▶ _WORK ITEM_:
Take every line from the entries below that includes the word "disabled" and copy it.

[Page and application data records]
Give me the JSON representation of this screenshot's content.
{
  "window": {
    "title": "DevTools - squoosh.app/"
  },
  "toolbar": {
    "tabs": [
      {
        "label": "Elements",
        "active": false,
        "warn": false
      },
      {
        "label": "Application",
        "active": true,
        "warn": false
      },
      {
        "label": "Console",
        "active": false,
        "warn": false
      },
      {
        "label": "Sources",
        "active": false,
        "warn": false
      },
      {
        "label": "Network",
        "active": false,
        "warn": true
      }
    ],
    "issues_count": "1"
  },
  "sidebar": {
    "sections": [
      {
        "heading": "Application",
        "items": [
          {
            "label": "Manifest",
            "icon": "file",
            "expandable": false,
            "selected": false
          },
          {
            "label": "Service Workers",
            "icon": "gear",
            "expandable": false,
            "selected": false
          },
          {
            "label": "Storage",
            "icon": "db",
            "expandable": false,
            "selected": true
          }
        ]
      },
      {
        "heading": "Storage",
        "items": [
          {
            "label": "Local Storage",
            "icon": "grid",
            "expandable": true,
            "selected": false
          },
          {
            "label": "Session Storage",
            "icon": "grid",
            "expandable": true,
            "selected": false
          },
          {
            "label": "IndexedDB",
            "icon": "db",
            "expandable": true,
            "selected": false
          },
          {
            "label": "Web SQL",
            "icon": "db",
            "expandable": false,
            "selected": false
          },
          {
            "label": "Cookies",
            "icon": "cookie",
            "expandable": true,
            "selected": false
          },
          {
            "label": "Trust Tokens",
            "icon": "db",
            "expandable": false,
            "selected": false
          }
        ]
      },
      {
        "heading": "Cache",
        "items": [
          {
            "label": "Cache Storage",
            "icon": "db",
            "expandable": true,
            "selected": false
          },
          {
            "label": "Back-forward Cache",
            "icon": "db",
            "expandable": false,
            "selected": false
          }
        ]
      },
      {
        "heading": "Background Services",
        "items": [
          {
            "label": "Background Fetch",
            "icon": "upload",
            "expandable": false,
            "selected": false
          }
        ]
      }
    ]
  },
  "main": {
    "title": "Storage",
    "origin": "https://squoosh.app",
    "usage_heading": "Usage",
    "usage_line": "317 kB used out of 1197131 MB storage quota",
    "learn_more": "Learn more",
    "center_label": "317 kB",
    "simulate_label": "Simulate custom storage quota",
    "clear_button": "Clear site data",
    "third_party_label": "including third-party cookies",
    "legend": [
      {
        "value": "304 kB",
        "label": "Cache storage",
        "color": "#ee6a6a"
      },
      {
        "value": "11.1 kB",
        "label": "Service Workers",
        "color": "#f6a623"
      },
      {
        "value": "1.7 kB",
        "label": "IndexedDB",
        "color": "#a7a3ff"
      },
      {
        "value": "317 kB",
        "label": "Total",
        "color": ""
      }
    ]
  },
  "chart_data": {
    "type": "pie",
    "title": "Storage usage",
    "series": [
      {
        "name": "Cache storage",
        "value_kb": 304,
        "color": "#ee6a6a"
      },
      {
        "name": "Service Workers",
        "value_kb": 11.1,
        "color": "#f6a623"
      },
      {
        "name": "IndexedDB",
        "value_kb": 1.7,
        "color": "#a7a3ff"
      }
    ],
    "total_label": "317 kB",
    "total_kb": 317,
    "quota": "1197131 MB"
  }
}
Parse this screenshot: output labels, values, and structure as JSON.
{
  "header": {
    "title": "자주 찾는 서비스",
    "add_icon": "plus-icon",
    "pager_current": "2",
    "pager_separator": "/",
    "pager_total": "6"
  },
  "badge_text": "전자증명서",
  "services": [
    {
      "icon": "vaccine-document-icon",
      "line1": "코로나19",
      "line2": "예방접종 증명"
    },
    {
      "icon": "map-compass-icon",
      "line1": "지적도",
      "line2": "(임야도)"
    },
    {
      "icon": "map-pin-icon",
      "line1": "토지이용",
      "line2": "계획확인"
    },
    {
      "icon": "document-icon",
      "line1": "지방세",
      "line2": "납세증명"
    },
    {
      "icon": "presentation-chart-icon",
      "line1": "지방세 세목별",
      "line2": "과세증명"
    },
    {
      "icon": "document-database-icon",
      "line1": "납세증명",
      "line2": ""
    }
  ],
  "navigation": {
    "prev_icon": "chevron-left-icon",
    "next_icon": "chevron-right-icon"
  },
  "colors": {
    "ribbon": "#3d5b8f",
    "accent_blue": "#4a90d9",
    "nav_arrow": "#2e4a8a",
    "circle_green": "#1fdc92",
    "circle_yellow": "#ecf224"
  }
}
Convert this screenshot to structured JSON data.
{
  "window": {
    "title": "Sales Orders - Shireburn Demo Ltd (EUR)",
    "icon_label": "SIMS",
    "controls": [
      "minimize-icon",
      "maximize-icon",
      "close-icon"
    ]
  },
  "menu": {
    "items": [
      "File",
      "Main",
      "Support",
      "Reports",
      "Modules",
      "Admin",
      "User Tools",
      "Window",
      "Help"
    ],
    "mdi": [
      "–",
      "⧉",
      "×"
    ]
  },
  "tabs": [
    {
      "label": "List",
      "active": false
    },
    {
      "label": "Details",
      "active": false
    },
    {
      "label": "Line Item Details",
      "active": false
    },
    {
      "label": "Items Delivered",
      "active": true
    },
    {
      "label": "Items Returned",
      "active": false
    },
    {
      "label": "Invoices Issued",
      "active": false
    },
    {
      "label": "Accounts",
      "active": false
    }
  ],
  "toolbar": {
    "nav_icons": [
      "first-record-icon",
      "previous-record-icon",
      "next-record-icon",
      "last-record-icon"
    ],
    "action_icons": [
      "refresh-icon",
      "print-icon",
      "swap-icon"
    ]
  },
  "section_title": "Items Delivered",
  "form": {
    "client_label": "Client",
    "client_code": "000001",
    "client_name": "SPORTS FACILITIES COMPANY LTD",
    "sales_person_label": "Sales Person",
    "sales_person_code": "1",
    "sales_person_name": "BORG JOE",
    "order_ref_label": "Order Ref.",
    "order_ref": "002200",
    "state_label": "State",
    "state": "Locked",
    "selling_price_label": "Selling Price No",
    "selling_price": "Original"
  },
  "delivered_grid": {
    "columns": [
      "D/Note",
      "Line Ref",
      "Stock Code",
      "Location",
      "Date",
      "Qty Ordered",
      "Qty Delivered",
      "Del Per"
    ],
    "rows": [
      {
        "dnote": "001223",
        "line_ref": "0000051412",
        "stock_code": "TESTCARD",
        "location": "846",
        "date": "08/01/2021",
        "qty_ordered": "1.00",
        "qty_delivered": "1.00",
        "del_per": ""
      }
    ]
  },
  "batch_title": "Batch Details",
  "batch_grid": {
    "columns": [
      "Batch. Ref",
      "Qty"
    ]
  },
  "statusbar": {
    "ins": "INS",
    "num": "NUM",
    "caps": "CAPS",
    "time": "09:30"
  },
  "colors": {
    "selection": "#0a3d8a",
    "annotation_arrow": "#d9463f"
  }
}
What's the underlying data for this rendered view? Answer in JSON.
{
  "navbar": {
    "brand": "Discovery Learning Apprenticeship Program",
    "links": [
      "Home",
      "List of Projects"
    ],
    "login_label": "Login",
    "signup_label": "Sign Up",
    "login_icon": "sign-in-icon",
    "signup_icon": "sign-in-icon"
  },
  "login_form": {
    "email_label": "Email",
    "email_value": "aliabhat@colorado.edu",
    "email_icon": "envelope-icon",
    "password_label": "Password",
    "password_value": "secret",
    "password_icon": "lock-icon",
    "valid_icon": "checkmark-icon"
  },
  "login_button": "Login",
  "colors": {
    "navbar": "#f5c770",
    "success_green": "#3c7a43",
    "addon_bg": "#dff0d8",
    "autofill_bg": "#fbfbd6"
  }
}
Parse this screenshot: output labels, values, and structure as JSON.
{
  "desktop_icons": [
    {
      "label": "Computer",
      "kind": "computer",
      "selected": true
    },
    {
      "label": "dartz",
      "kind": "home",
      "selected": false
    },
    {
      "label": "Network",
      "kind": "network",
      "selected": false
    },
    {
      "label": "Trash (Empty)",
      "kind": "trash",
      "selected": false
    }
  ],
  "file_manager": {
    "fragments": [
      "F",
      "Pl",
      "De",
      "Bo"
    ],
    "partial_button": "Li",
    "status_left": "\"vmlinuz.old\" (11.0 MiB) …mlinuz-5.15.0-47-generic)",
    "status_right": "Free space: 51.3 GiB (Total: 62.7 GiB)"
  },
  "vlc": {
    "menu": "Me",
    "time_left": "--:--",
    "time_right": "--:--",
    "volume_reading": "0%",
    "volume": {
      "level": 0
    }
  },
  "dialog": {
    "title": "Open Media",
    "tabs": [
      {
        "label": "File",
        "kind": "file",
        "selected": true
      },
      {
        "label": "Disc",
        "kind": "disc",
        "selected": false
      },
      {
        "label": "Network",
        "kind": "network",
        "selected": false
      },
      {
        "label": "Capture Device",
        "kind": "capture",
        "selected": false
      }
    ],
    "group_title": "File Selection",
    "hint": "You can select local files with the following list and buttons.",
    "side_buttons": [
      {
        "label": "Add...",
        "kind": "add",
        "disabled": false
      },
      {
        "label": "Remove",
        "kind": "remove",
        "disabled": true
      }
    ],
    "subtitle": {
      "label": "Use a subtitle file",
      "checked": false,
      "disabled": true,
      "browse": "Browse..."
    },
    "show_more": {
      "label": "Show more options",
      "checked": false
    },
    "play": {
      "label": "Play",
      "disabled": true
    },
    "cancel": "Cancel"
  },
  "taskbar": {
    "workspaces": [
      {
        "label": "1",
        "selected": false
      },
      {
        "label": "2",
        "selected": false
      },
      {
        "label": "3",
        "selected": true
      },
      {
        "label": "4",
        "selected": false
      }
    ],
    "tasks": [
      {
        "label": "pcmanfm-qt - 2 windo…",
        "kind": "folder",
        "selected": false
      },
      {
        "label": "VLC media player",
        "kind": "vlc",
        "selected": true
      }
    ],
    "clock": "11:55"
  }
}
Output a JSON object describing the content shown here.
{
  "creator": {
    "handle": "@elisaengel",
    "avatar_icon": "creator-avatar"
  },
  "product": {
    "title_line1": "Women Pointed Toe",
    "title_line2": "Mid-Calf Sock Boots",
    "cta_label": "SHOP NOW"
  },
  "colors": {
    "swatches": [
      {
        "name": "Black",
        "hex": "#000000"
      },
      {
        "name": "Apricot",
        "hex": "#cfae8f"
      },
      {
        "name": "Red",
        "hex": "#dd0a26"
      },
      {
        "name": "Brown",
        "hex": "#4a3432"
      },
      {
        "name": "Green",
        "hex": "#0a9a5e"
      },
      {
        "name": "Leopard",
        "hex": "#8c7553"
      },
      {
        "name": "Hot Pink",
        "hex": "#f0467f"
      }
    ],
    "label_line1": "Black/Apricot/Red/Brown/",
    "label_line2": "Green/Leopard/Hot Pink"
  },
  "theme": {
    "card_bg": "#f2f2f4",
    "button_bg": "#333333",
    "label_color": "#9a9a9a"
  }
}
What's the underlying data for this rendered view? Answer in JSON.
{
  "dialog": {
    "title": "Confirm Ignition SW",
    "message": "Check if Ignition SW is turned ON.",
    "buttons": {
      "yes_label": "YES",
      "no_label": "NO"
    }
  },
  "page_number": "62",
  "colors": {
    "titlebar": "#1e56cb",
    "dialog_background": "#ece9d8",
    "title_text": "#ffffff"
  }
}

▶ _EXPECTED ANSWER_:
        "disabled": false
        "disabled": true
      "disabled": true,
      "disabled": true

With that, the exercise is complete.